:wave: @mieubrisse––Hi there! Thanks for following up. I appreciate what you’ve shared here because it helps me understand where you’re coming from.

Outside of what’s written in a topic’s subject and body, there’s not a specific way to “flag” these for our team to review.

However, I can see how having such an indicator could be beneficial for the support engineers on my team––they could use it as a way to quickly surface these reports and appropriately escalating them to the appropriate team.

I’ll bring it up with them and while I don’t have any timeline for any new changes, we’re open to hear suggestion from you and the wider community around this flow. :ear:

1 Like

I’m a bit confused by the information provided in this post.

If I have understood it correctly, to report a bug about Github, I should create a post on the Community Forum, as mentioned on the Contact Form. Does this mean the Community can make those bugfixes?

:wave: @dragondive - great question! If you have a bug report about GitHub.com, we encourage you to create post in the Community Forum. Once the post is created, the community is welcome to share similar reports or openly troubleshoot the report to determine if what’s reported is unexpected behavior. In addition, our team of support engineers are monitoring the forum for these reports so confirmed issues can be escalated to the appropriate team.

The source code for GitHub.com (the application) is not publicly available. However, there are some components that the github organization has open sourced for the wider community to benefit from. I hope this helps!

I don’t want to flame but this feels like a joke. I’m trying to report a bug I have in a private repository. Google leads me to the support@github.com Email address. Email there returns saying I shall check https://support.github.com. So here I am. However the How to I submit one part about sensitive data doesn’t work. There is no option where I can report my bug.
Although this is about a private repository I guess I still would have to post this in the public forum.

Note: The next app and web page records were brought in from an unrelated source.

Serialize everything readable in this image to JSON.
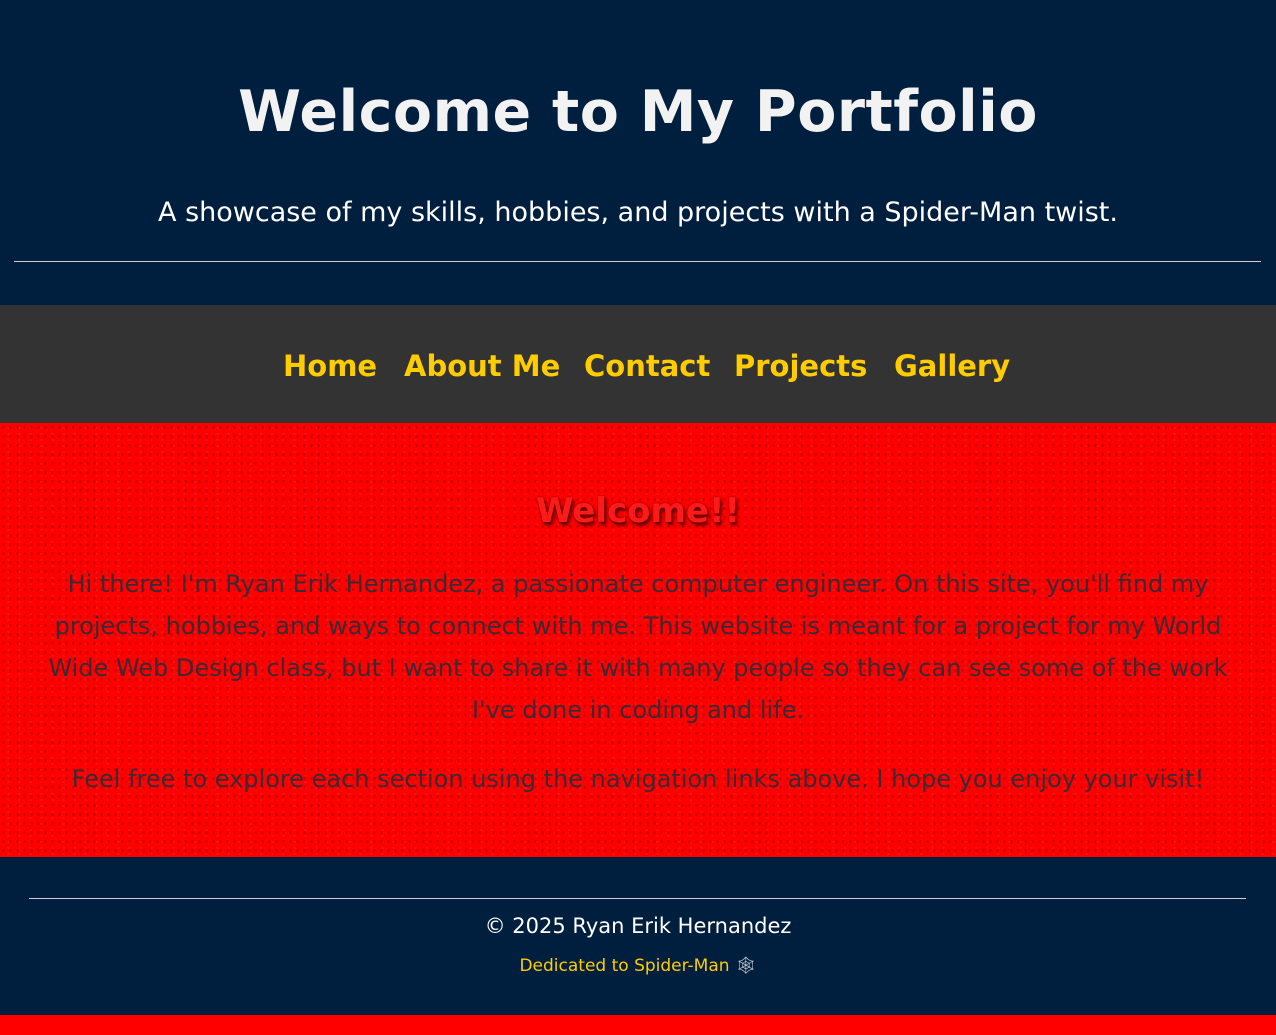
{
  "header": {
    "title": "Welcome to My Portfolio",
    "subtitle": "A showcase of my skills, hobbies, and projects with a Spider-Man twist."
  },
  "nav": {
    "items": [
      {
        "label": "Home"
      },
      {
        "label": "About Me"
      },
      {
        "label": "Contact"
      },
      {
        "label": "Projects"
      },
      {
        "label": "Gallery"
      }
    ]
  },
  "main": {
    "heading": "Welcome!!",
    "paragraphs": [
      "Hi there! I'm Ryan Erik Hernandez, a passionate computer engineer. On this site, you'll find my projects, hobbies, and ways to connect with me. This website is meant for a project for my World Wide Web Design class, but I want to share it with many people so they can see some of the work I've done in coding and life.",
      "Feel free to explore each section using the navigation links above. I hope you enjoy your visit!"
    ]
  },
  "footer": {
    "copyright": "© 2025 Ryan Erik Hernandez",
    "dedication": "Dedicated to Spider-Man",
    "dedication_icon": "spider-web-icon"
  },
  "colors": {
    "header_bg": "#001f3f",
    "nav_bg": "#333333",
    "nav_link": "#ffcc00",
    "main_bg": "#ff0000",
    "body_text": "#3a2a33",
    "footer_accent": "#ffcc00"
  }
}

Very disappointed honestly, even though of course I’m just a student and not a power user.

A little background to the bug: In my private repository another user pops up when I commit which by default should not be possible since the repository is private. Still it happened and it looks like another person committed to my private repository. I don’t know if this person also gains access to my data then this would be a security issue as well.

I’m trying to report a bug I have in a private repository. Google leads me to the support@github.com Email address. Email there returns saying I shall check https://support.github.com. So here I am.

:wave: @matt3o––thanks for sharing that feedback here. GitHub Free user and organization accounts can use this forum to report any unexpected behaviors with GitHub.com (among many other activities), to which one of our support engineers can investigate further. If you have a paid account (like being on the Pro plan), you can contact GitHub Support directly](https://support.github.com/contact).

I see where you’re coming from, and it’s something our team is aware of. We’ll be sure to forward it internally so they’re aware of your feedback. As far as the behavior you’ve reported, I’m reminded of an article one of my colleagues wrote a few years back: Why is my commit associated with the wrong person? Laura’s article is an excellent reference I’ve shared with other customers in the past as a first step toward explaining possible causes for having the wrong person associated with some commit, be it in a public or a private repository.

If the explanations outlined there don’t match up with what you’re seeing, we’d like to kindly ask that you create a new topic in our GitHub Help section. Showing steps for reproducing this on a public repository would help the community and our support engineers investigate it further to evaluate the report.